If the bleeding is heavy, the patient may need to be hospitalized. Blood transfusions may be needed if there is considerable loss of blood. All efforts will be made to prolong the pregnancy till the fetus is at least 36 weeks old. If this is not possible, the mother may be injected with corticosteroids to help the baby’s lungs to develop so that it can breathe outside the uterus.

In case bleeding is severe, the delivery is performed immediately irrespective of the term.

Alternate diagnosis

There are two related conditions that might also lead to vaginal bleeding. These are:

Placental abruption or Abruptio placentae

This occurs when a normally implanted placenta detaches from the uterine wall before the baby is born. This will result in excess bleeding and also the baby is deprived of nutrients and vital oxygen. This condition is dangerous for both the baby and the mother.

Vasa previa

This is a condition where the blood vessels from the placenta or umbilical cord are left unprotected by the amniotic sac. When these blood vessels cross the cervix, it is called vasa previa. Rupturing of these blood vessels can be extremely dangerous for the baby.

How to cope?

Being diagnosed with placenta previa can be very scary. Yet, the important thing to know is that with the right kind of care, it is possible to deliver a healthy baby. It is important to understand all the aspects of this condition thoroughly and be prepared mentally for any immediate intervention.

A mother-to-be must be aware that she should keep herself happy and tension free during pregnancy as this has an important bearing on her baby’s health. A good rapport with the gynecologist is a must as a good and informative interaction with the doctor can serve to allay most fears.

Most cases of placenta previa are delivered by a cesarean section, so it is better if a woman can prepare herself earlier for this eventuality.

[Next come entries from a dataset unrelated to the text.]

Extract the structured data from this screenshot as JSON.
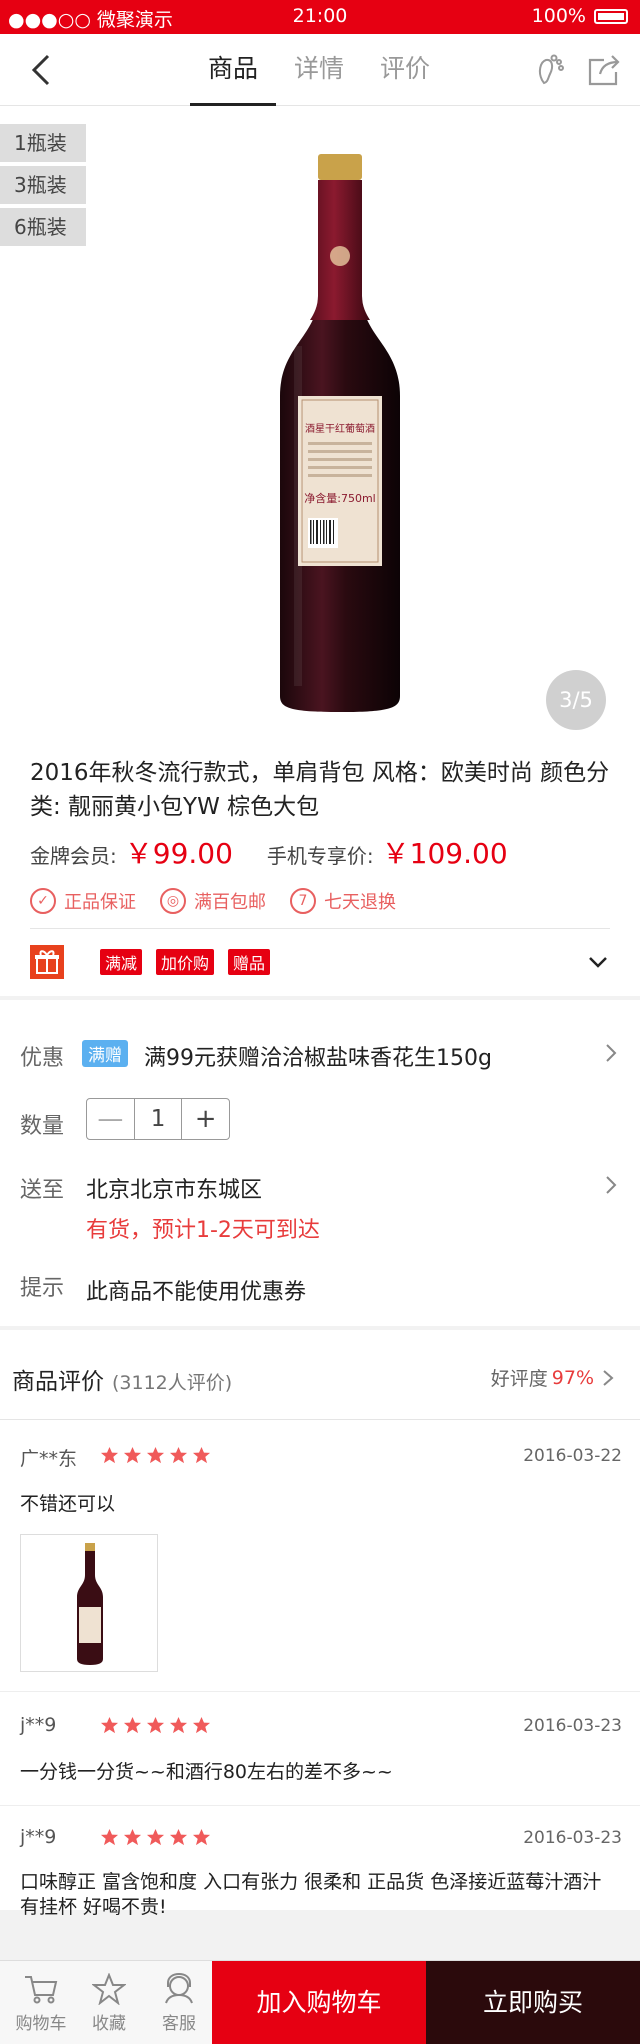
{
  "status_bar": {
    "carrier": "●●●○○ 微聚演示",
    "time": "21:00",
    "battery": "100%"
  },
  "nav": {
    "tabs": [
      "商品",
      "详情",
      "评价"
    ],
    "active_tab": "商品"
  },
  "gallery": {
    "packs": [
      "1瓶装",
      "3瓶装",
      "6瓶装"
    ],
    "page_indicator": "3/5",
    "bottle_label": {
      "name": "酒星干红葡萄酒",
      "volume": "净含量:750ml"
    }
  },
  "product": {
    "title": "2016年秋冬流行款式，单肩背包 风格：欧美时尚 颜色分类: 靓丽黄小包YW 棕色大包",
    "member_price_label": "金牌会员:",
    "member_price": "￥99.00",
    "mobile_price_label": "手机专享价:",
    "mobile_price": "￥109.00",
    "guarantees": [
      "正品保证",
      "满百包邮",
      "七天退换"
    ],
    "promo_tags": [
      "满减",
      "加价购",
      "赠品"
    ]
  },
  "options": {
    "coupon_label": "优惠",
    "coupon_badge": "满赠",
    "coupon_text": "满99元获赠洽洽椒盐味香花生150g",
    "qty_label": "数量",
    "qty_minus": "—",
    "qty_value": "1",
    "qty_plus": "+",
    "ship_label": "送至",
    "ship_address": "北京北京市东城区",
    "stock_text": "有货，预计1-2天可到达",
    "tip_label": "提示",
    "tip_text": "此商品不能使用优惠券"
  },
  "reviews": {
    "title": "商品评价",
    "count": "(3112人评价)",
    "rate_label": "好评度",
    "rate_value": "97%",
    "items": [
      {
        "user": "广**东",
        "rating": 5,
        "date": "2016-03-22",
        "text": "不错还可以"
      },
      {
        "user": "j**9",
        "rating": 5,
        "date": "2016-03-23",
        "text": "一分钱一分货~~和酒行80左右的差不多~~"
      },
      {
        "user": "j**9",
        "rating": 5,
        "date": "2016-03-23",
        "text": "口味醇正 富含饱和度 入口有张力 很柔和 正品货 色泽接近蓝莓汁酒汁有挂杯 好喝不贵!"
      }
    ]
  },
  "bottom_bar": {
    "cart": "购物车",
    "favorite": "收藏",
    "service": "客服",
    "add_to_cart": "加入购物车",
    "buy_now": "立即购买"
  },
  "colors": {
    "brand_red": "#e60012",
    "buy_dark": "#2b0a0c",
    "badge_blue": "#5bb0f0"
  }
}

If bed rest has been advised, the mother-to be can spend her time reading up relevant information and connecting with other parents or parents-to-be in similar conditions. There are also many support groups for people in this condition.

The good news is that placenta previa is almost always diagnosed before delivery and this makes the prognosis good as necessary precautions for the delivery can be taken beforehand. It is only necessary for the mother-to-be to keep herself mentally strong to deliver a perfectly healthy baby.

Photo Credit- Thinkbaby.co.uk



dhanyasurendranath